Every junior researches a professional field of their choice during a significant portion of their year. Their research includes exploring their own strengths and interests, interviewing professionals in their chosen field, and securing and completing an internship for at least one week in the spring. The project wraps up with a public presentation of their internship experience.
The Senior Project is the capstone to a Waldorf education. Each student spends his or her entire senior year working on the project before presenting it to the public in the spring. Some projects have included building an astronomy observatory dome, learning Italian, exploring Indian vocal music and producing a documentary on the history of freestyle skiing.
Each year students in grades eight through 11 choose one electives course as the focus of a weeklong study. Past courses have included electronic circuitry, food and nutrition and winter hiking.
In 10th and 11th grades, WSSS students have an opportunity to participate in a foreign language exchange program with other Waldorf schools in Europe. Students considering applying for an exchange must be in good academic and social standing. After completing the application process, our students study abroad for three to six months. In exchange, the Waldorf student from their European host family spends the same amount of time at our school, adding global perspective to classes and school life here in Saratoga. Advanced language studies are offered to our students who choose to go on exchange, as their language proficiency has significantly improved.

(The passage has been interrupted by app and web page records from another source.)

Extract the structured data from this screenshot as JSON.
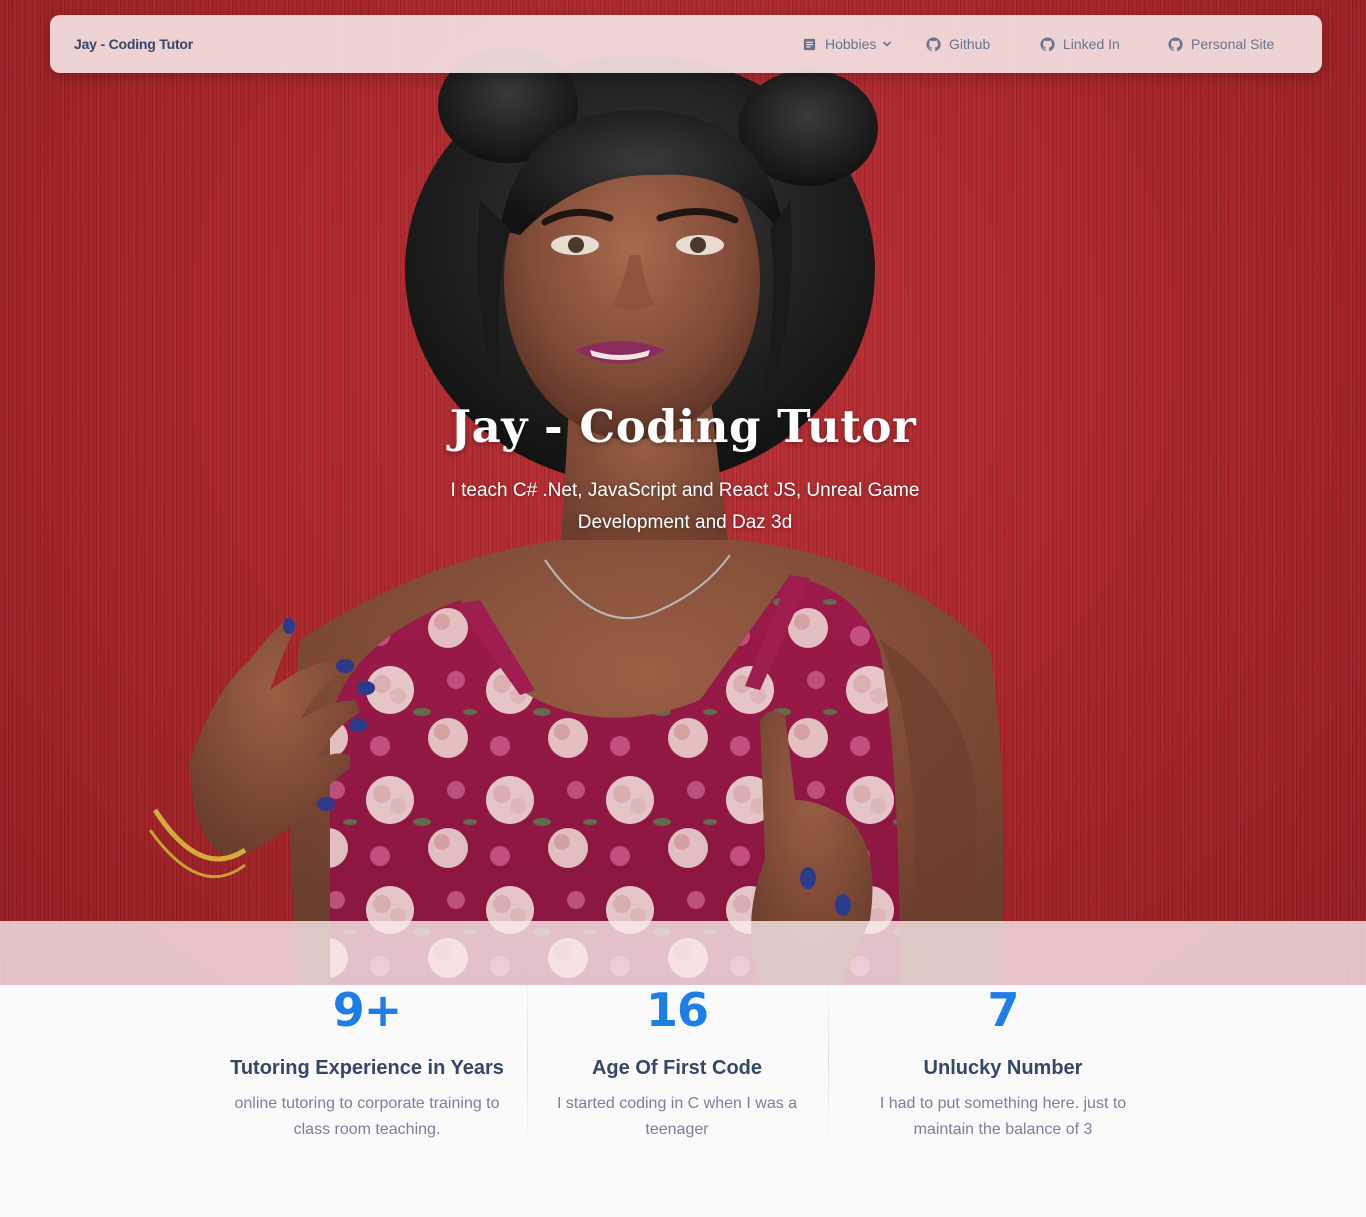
{
  "navbar": {
    "brand": "Jay - Coding Tutor",
    "items": [
      {
        "label": "Hobbies",
        "icon": "article-icon",
        "dropdown": true
      },
      {
        "label": "Github",
        "icon": "github-icon"
      },
      {
        "label": "Linked In",
        "icon": "github-icon"
      },
      {
        "label": "Personal Site",
        "icon": "github-icon"
      }
    ]
  },
  "hero": {
    "title": "Jay - Coding Tutor",
    "subtitle": "I teach C# .Net, JavaScript and React JS, Unreal Game Development and Daz 3d",
    "image": "portrait-photo"
  },
  "stats": [
    {
      "value": "9+",
      "title": "Tutoring Experience in Years",
      "description": "online tutoring to corporate training to class room teaching."
    },
    {
      "value": "16",
      "title": "Age Of First Code",
      "description": "I started coding in C when I was a teenager"
    },
    {
      "value": "7",
      "title": "Unlucky Number",
      "description": "I had to put something here. just to maintain the balance of 3"
    }
  ],
  "colors": {
    "hero_background": "#b3282c",
    "brand_text": "#344767",
    "nav_text": "#67748e",
    "stat_value": "#1f7de8",
    "stat_title": "#344767",
    "stat_description": "#7b809a"
  }
}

How Science Is Taught
Middle and high school students begin with a process of their own scientific experimentation, observation and analysis rather than memorizing a list of laws and facts. In this way, students are taught “how” to think, not “what” to think. All four major scientific subject areas -- biology, chemistry, earth science and physics -- are taught throughout the four years, with 14 to 20-day main lesson blocks on specific topics within those subjects allowing students to have a deep immersion in the topic on a daily basis. You can find an outline of our four-year high school science curriculum here.
Tests, technology and textbooks?
As in the lower and middle schools, high school students continue to create their own illustrated main lesson books. Computers and other technology, textbooks, and direct source material support students’ learning, which continues focus on classroom discussions, observation and hands-on experience. Beginning in high school, grades are assigned and meaningful assessments in the form of teacher-designed tests and quizzes contribute to learning. Students take standardized college admission tests (PSAT, SAT, ACT). Our students perform above the national average on the SATs, and several WSSS students have been named National Merit Commended Students based on their PSAT scores.
College and Career Guidance
Our College Guidance Office supports students and families through the post-secondary school decision process throughout the high school years. While some of our students choose to take a gap year or enter the workforce directly, most choose to attend a four-year college. Families receive detailed timelines and checklists to guide them through various aspects of the process from co-curricular activities, to college visits, to FAFSA and scholarships, testing, asking for letters of recommendation and the Common Application. The school hosts regular visits from college representatives throughout the year. In addition to transcripts, students submit portfolios of their work when they apply to colleges. Click these links to see specific curriculum by grade and history of college acceptances.
FOR MORE INFORMATION
Director of Admissions
62 York Avenue
Saratoga Springs, NY 12866
Bring Me Little Water, Silvy
This folk tune song is attributed to Huddie Leadbelly in the 1930’s, sung in harmony by the three Whitney sisters who attend our school, body percussion choreographed by Evie Laden of California, and performed by The Waldorf School High
Waltz No. 2 by Dmitri Shostakovich
Choreography by Santi Serratosa and Mariona Castells, performed by WSSS High
Listen to High School music teacher Katie Hooper speak about conducting body percussion here!